## Recorded data
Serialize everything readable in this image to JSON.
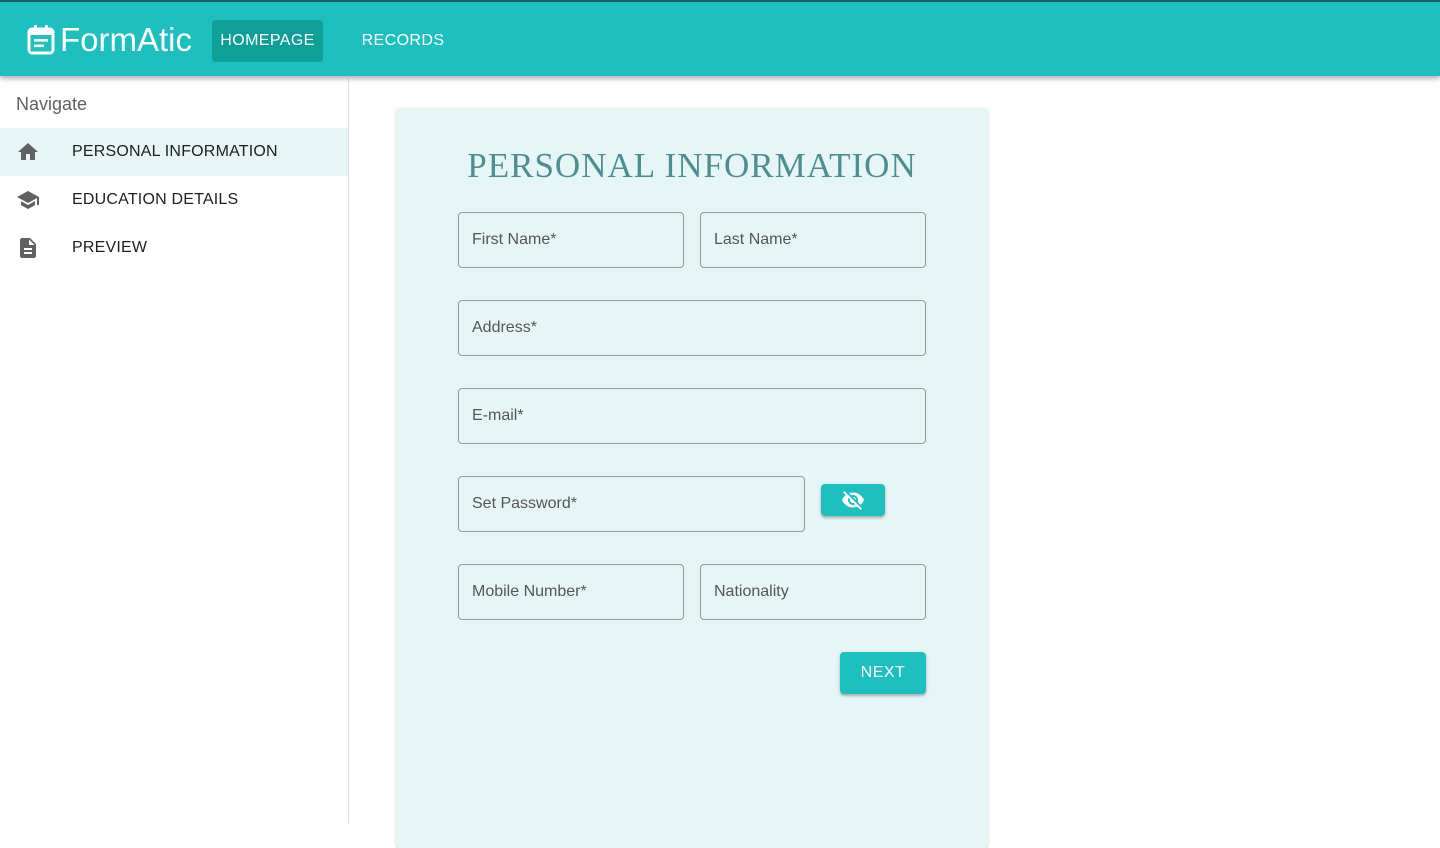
{
  "app": {
    "brand": "FormAtic",
    "brand_icon": "calendar-form-icon",
    "accent_color": "#1dbfbf",
    "accent_dark": "#109f96"
  },
  "header": {
    "nav": [
      {
        "label": "HOMEPAGE",
        "active": true
      },
      {
        "label": "RECORDS",
        "active": false
      }
    ]
  },
  "sidebar": {
    "title": "Navigate",
    "items": [
      {
        "label": "PERSONAL INFORMATION",
        "icon": "home-icon",
        "active": true
      },
      {
        "label": "EDUCATION DETAILS",
        "icon": "school-icon",
        "active": false
      },
      {
        "label": "PREVIEW",
        "icon": "document-icon",
        "active": false
      }
    ]
  },
  "form": {
    "title": "PERSONAL INFORMATION",
    "fields": {
      "first_name": {
        "placeholder": "First Name*",
        "value": ""
      },
      "last_name": {
        "placeholder": "Last Name*",
        "value": ""
      },
      "address": {
        "placeholder": "Address*",
        "value": ""
      },
      "email": {
        "placeholder": "E-mail*",
        "value": ""
      },
      "password": {
        "placeholder": "Set Password*",
        "value": ""
      },
      "mobile": {
        "placeholder": "Mobile Number*",
        "value": ""
      },
      "nationality": {
        "placeholder": "Nationality",
        "value": ""
      }
    },
    "password_toggle_icon": "visibility-off-icon",
    "next_label": "NEXT"
  }
}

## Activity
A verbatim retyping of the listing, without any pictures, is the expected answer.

## Written answer
Serialize everything readable in this image to JSON.
{
  "app": {
    "brand": "FormAtic",
    "brand_icon": "calendar-form-icon",
    "accent_color": "#1dbfbf",
    "accent_dark": "#109f96"
  },
  "header": {
    "nav": [
      {
        "label": "HOMEPAGE",
        "active": true
      },
      {
        "label": "RECORDS",
        "active": false
      }
    ]
  },
  "sidebar": {
    "title": "Navigate",
    "items": [
      {
        "label": "PERSONAL INFORMATION",
        "icon": "home-icon",
        "active": true
      },
      {
        "label": "EDUCATION DETAILS",
        "icon": "school-icon",
        "active": false
      },
      {
        "label": "PREVIEW",
        "icon": "document-icon",
        "active": false
      }
    ]
  },
  "form": {
    "title": "PERSONAL INFORMATION",
    "fields": {
      "first_name": {
        "placeholder": "First Name*",
        "value": ""
      },
      "last_name": {
        "placeholder": "Last Name*",
        "value": ""
      },
      "address": {
        "placeholder": "Address*",
        "value": ""
      },
      "email": {
        "placeholder": "E-mail*",
        "value": ""
      },
      "password": {
        "placeholder": "Set Password*",
        "value": ""
      },
      "mobile": {
        "placeholder": "Mobile Number*",
        "value": ""
      },
      "nationality": {
        "placeholder": "Nationality",
        "value": ""
      }
    },
    "password_toggle_icon": "visibility-off-icon",
    "next_label": "NEXT"
  }
}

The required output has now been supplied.